- Drink plenty of non-alcoholic fluids like water, even if you’re not thirsty.
- Wear light-weight, loose-fitting clothing.
- Stay cool by staying indoors during the hottest parts of the day.
- Schedule outdoor activities carefully and wear sunscreen.
- If you exercise outdoors, go in the morning or evening hours.
- Eat light, regular meals — avoid hot foods and heavy meals.
- Never leave anyone — infants, children, or pets — in a parked car.
- Know the signs of heat-related illness — these include:
- An extremely high body temperature (above 103°F)
- Red, hot and dry skin (no sweating)
- Rapid, strong pulse
- Throbbing headache
Extreme Heat often results in the highest number of annual deaths among all weather-related hazards. In most of the United States, extreme heat is defined as a long period (2 to 3 days) of high heat and humidity with temperatures above 90 degrees. In extreme heat, evaporation is slowed and the body must work extra hard to maintain a normal temperature. This can lead to death by overworking the human body. For more information on how to prepare, how to stay safe, and how to respond to signs of heat-related illness, visit Ready.gov’s Extreme Heat section.
Power Outages and Avoiding “Brownouts”
- Heat waves increase electricity demand and can result in voltage reductions or “brownouts.” Take steps to conserve energy during periods of unusually high demand. Read tips on conserving power, both at home and in the office. Anything we can do to reduce electric consumption helps us — and everyone in the region — avoid power interruptions.

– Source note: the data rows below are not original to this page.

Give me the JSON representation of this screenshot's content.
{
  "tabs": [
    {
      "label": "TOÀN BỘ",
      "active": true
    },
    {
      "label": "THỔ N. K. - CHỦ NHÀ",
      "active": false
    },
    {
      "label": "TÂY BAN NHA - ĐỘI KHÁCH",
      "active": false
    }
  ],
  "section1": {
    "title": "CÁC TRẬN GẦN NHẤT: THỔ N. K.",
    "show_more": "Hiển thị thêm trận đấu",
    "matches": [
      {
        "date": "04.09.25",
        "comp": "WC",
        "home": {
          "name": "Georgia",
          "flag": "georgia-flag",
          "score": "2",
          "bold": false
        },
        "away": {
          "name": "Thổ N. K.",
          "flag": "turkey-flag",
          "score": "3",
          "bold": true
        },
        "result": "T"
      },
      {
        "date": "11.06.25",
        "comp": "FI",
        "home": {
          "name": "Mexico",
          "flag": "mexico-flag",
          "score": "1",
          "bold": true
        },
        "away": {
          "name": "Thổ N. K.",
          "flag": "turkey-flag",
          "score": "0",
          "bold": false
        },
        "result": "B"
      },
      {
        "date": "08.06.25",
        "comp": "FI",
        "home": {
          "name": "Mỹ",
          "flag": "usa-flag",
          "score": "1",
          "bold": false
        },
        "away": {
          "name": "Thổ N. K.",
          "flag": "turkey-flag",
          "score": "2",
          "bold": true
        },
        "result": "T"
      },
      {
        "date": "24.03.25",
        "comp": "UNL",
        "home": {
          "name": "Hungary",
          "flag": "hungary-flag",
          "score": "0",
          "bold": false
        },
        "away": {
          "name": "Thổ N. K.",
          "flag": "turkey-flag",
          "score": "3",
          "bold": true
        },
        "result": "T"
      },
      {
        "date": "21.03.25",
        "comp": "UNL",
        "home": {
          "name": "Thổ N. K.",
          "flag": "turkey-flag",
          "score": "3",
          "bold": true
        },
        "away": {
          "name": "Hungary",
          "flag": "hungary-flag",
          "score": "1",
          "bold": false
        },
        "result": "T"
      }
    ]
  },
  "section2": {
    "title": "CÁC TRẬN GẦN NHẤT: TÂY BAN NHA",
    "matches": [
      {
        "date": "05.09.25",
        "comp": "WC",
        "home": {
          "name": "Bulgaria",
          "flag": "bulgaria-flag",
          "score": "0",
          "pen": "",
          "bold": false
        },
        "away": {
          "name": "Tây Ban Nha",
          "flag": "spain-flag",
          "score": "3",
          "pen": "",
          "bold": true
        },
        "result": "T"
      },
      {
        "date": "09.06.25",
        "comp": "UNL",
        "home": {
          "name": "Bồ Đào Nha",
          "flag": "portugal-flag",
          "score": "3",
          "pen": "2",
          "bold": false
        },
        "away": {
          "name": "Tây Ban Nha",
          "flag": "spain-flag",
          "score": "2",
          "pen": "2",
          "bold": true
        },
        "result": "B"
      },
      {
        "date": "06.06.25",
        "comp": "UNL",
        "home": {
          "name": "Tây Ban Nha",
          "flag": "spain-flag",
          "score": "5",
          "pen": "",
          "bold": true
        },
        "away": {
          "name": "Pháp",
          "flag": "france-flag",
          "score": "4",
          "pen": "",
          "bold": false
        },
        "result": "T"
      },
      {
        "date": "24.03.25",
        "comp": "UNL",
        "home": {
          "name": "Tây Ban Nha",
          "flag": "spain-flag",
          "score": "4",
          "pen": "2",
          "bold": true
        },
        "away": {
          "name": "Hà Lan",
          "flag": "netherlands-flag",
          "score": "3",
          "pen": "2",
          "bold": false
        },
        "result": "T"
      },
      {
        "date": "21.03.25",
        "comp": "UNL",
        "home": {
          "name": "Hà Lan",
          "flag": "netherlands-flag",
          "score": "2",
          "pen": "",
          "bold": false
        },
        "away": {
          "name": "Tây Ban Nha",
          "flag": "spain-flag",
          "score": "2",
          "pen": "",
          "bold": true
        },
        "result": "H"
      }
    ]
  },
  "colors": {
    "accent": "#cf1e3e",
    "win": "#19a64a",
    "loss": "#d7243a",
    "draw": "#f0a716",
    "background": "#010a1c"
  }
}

- Report & Check Outages using Dominion Energy’s site
- In the event of an outage, practice food safety and know When to Save It and When to Throw It Out (Foodsafety.gov)
Cool Spots Around Arlington
- A limited number of Community Centers are currently operating during COVID-19. Please check the website for specific hours and access instructions.
Arlington County provides assistance with home cooling expenses (applications must be filed annually).
- Repairs or purchases cooling equipment and/or pays for electricity to operate cooling equipment
- Completed applications are accepted June 15th through August 15th. Benefit amount is determined by the state and differs each year.
- Bill Assistance: Arlington also administers Virginia’s Cooling Assistance Program, which provides relief from summer cooling bills for qualifying Arlington households. Applications may be obtained and submitted June 15-Aug. 15 at 2100 Washington Blvd., First Floor, Arlington, VA 22204. For more information call 703-228-1350.
At-Risk Groups — Children, Teens & Seniors
- Heat Illness in Children (Kids Health)
- Safety Tips for Fun in the Sun (American Academy of Pediatrics)
- Dehydration (Teens Health)
- Heat and exercise: Keeping cool in hot weather (Mayo Clinic)
- Hyperthermia is the general name given to a variety of heat-related illnesses. The two most common forms of hyperthermia are heat exhaustion and heat stroke. (NIH)
Keep Pets Safe in Summer
Animal Welfare League of Arlington offers tips to help keep pets safe in hot temperatures. The Humane Society of the United States also has how and where to cool animals down when temperatures soar.
Summer Camp Program Weather Policy
- When the Metropolitan Washington Council of Governments issues a Code Red or Code Purple advisory:
- Summer Camps will cancel outdoor activities and outdoor field trips (including swim trips). Alternative indoor activities will be offered.
- In the event of thunder, lightning, heavy rain or severe conditions:
- Summer Camps will cancel outdoor activities and outdoor field trips unless conditions improve. Alternative indoor activities will be offered.
- Centers for Disease Control:
- Virginia Department of Emergency Management: Extreme Heat
- Recognizing Heat Stress – English (Printable Quick Card) (OSHA)